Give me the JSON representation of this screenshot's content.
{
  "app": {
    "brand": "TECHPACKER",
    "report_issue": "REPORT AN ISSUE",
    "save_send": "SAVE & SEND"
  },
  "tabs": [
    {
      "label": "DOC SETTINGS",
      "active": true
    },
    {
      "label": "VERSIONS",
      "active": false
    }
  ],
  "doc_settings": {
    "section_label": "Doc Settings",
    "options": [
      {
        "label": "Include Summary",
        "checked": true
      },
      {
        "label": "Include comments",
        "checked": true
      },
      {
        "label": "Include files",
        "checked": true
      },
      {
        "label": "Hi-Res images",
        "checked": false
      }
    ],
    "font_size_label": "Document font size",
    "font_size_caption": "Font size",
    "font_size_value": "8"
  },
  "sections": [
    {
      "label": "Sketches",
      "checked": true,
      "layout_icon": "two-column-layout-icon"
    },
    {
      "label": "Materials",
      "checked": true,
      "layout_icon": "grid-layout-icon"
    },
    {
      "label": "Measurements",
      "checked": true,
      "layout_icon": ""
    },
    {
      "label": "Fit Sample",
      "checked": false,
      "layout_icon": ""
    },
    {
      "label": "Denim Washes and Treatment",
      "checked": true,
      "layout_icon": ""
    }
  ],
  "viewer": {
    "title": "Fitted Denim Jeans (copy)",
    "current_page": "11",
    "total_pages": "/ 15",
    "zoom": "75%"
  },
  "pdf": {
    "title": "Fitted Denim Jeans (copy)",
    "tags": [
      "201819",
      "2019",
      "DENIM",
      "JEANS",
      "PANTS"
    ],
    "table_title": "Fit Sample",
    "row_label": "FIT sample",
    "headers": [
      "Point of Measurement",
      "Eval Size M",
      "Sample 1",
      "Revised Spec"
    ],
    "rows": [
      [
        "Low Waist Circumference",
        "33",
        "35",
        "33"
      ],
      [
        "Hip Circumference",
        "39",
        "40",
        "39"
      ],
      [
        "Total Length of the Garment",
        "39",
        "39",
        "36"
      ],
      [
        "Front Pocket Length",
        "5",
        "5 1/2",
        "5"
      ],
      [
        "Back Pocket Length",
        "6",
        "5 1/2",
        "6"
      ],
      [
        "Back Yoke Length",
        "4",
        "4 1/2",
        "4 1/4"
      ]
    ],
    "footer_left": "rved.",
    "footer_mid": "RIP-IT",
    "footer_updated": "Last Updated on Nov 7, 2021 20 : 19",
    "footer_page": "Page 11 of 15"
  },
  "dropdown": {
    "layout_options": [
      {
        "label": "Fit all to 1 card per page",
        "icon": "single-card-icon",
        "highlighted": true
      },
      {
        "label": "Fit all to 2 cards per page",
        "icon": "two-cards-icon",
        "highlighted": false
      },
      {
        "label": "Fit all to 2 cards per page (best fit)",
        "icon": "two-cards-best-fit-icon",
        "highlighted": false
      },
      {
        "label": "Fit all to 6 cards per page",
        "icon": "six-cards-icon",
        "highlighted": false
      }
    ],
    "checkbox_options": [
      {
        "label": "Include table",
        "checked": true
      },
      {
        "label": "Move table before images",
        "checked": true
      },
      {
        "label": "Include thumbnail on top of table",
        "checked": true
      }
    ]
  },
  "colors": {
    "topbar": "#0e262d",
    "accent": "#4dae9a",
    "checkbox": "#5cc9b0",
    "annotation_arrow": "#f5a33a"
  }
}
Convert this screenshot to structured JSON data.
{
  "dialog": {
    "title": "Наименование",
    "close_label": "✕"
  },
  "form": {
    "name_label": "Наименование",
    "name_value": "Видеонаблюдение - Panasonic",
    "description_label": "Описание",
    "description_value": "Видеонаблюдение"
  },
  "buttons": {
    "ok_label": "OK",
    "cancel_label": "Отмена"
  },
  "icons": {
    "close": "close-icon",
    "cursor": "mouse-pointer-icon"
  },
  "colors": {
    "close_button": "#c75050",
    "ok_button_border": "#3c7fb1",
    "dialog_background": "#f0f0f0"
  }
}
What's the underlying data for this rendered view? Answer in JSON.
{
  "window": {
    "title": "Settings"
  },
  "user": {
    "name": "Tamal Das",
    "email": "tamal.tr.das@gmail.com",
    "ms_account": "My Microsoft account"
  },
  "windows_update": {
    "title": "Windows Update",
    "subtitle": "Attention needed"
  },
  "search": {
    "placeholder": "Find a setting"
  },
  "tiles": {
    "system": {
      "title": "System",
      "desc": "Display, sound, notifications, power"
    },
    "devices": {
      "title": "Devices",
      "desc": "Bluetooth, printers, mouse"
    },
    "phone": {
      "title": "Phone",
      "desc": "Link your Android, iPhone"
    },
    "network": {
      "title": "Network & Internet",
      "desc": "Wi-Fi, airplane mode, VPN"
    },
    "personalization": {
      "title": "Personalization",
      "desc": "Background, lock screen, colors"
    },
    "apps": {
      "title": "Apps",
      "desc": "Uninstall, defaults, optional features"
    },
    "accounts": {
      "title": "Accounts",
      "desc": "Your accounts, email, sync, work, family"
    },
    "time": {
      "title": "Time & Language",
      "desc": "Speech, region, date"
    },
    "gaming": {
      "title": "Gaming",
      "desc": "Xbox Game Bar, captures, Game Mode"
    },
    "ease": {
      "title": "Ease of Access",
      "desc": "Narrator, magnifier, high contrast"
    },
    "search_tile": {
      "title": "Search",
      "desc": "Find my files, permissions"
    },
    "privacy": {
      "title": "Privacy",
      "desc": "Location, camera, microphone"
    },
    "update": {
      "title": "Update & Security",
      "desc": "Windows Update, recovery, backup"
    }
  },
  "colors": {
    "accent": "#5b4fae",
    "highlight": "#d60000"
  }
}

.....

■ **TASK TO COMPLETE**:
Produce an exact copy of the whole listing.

■ **EXPECTED OUTPUT**:
Give me the JSON representation of this screenshot's content.
{
  "app": {
    "brand": "TECHPACKER",
    "report_issue": "REPORT AN ISSUE",
    "save_send": "SAVE & SEND"
  },
  "tabs": [
    {
      "label": "DOC SETTINGS",
      "active": true
    },
    {
      "label": "VERSIONS",
      "active": false
    }
  ],
  "doc_settings": {
    "section_label": "Doc Settings",
    "options": [
      {
        "label": "Include Summary",
        "checked": true
      },
      {
        "label": "Include comments",
        "checked": true
      },
      {
        "label": "Include files",
        "checked": true
      },
      {
        "label": "Hi-Res images",
        "checked": false
      }
    ],
    "font_size_label": "Document font size",
    "font_size_caption": "Font size",
    "font_size_value": "8"
  },
  "sections": [
    {
      "label": "Sketches",
      "checked": true,
      "layout_icon": "two-column-layout-icon"
    },
    {
      "label": "Materials",
      "checked": true,
      "layout_icon": "grid-layout-icon"
    },
    {
      "label": "Measurements",
      "checked": true,
      "layout_icon": ""
    },
    {
      "label": "Fit Sample",
      "checked": false,
      "layout_icon": ""
    },
    {
      "label": "Denim Washes and Treatment",
      "checked": true,
      "layout_icon": ""
    }
  ],
  "viewer": {
    "title": "Fitted Denim Jeans (copy)",
    "current_page": "11",
    "total_pages": "/ 15",
    "zoom": "75%"
  },
  "pdf": {
    "title": "Fitted Denim Jeans (copy)",
    "tags": [
      "201819",
      "2019",
      "DENIM",
      "JEANS",
      "PANTS"
    ],
    "table_title": "Fit Sample",
    "row_label": "FIT sample",
    "headers": [
      "Point of Measurement",
      "Eval Size M",
      "Sample 1",
      "Revised Spec"
    ],
    "rows": [
      [
        "Low Waist Circumference",
        "33",
        "35",
        "33"
      ],
      [
        "Hip Circumference",
        "39",
        "40",
        "39"
      ],
      [
        "Total Length of the Garment",
        "39",
        "39",
        "36"
      ],
      [
        "Front Pocket Length",
        "5",
        "5 1/2",
        "5"
      ],
      [
        "Back Pocket Length",
        "6",
        "5 1/2",
        "6"
      ],
      [
        "Back Yoke Length",
        "4",
        "4 1/2",
        "4 1/4"
      ]
    ],
    "footer_left": "rved.",
    "footer_mid": "RIP-IT",
    "footer_updated": "Last Updated on Nov 7, 2021 20 : 19",
    "footer_page": "Page 11 of 15"
  },
  "dropdown": {
    "layout_options": [
      {
        "label": "Fit all to 1 card per page",
        "icon": "single-card-icon",
        "highlighted": true
      },
      {
        "label": "Fit all to 2 cards per page",
        "icon": "two-cards-icon",
        "highlighted": false
      },
      {
        "label": "Fit all to 2 cards per page (best fit)",
        "icon": "two-cards-best-fit-icon",
        "highlighted": false
      },
      {
        "label": "Fit all to 6 cards per page",
        "icon": "six-cards-icon",
        "highlighted": false
      }
    ],
    "checkbox_options": [
      {
        "label": "Include table",
        "checked": true
      },
      {
        "label": "Move table before images",
        "checked": true
      },
      {
        "label": "Include thumbnail on top of table",
        "checked": true
      }
    ]
  },
  "colors": {
    "topbar": "#0e262d",
    "accent": "#4dae9a",
    "checkbox": "#5cc9b0",
    "annotation_arrow": "#f5a33a"
  }
}
Convert this screenshot to structured JSON data.
{
  "dialog": {
    "title": "Наименование",
    "close_label": "✕"
  },
  "form": {
    "name_label": "Наименование",
    "name_value": "Видеонаблюдение - Panasonic",
    "description_label": "Описание",
    "description_value": "Видеонаблюдение"
  },
  "buttons": {
    "ok_label": "OK",
    "cancel_label": "Отмена"
  },
  "icons": {
    "close": "close-icon",
    "cursor": "mouse-pointer-icon"
  },
  "colors": {
    "close_button": "#c75050",
    "ok_button_border": "#3c7fb1",
    "dialog_background": "#f0f0f0"
  }
}
What's the underlying data for this rendered view? Answer in JSON.
{
  "window": {
    "title": "Settings"
  },
  "user": {
    "name": "Tamal Das",
    "email": "tamal.tr.das@gmail.com",
    "ms_account": "My Microsoft account"
  },
  "windows_update": {
    "title": "Windows Update",
    "subtitle": "Attention needed"
  },
  "search": {
    "placeholder": "Find a setting"
  },
  "tiles": {
    "system": {
      "title": "System",
      "desc": "Display, sound, notifications, power"
    },
    "devices": {
      "title": "Devices",
      "desc": "Bluetooth, printers, mouse"
    },
    "phone": {
      "title": "Phone",
      "desc": "Link your Android, iPhone"
    },
    "network": {
      "title": "Network & Internet",
      "desc": "Wi-Fi, airplane mode, VPN"
    },
    "personalization": {
      "title": "Personalization",
      "desc": "Background, lock screen, colors"
    },
    "apps": {
      "title": "Apps",
      "desc": "Uninstall, defaults, optional features"
    },
    "accounts": {
      "title": "Accounts",
      "desc": "Your accounts, email, sync, work, family"
    },
    "time": {
      "title": "Time & Language",
      "desc": "Speech, region, date"
    },
    "gaming": {
      "title": "Gaming",
      "desc": "Xbox Game Bar, captures, Game Mode"
    },
    "ease": {
      "title": "Ease of Access",
      "desc": "Narrator, magnifier, high contrast"
    },
    "search_tile": {
      "title": "Search",
      "desc": "Find my files, permissions"
    },
    "privacy": {
      "title": "Privacy",
      "desc": "Location, camera, microphone"
    },
    "update": {
      "title": "Update & Security",
      "desc": "Windows Update, recovery, backup"
    }
  },
  "colors": {
    "accent": "#5b4fae",
    "highlight": "#d60000"
  }
}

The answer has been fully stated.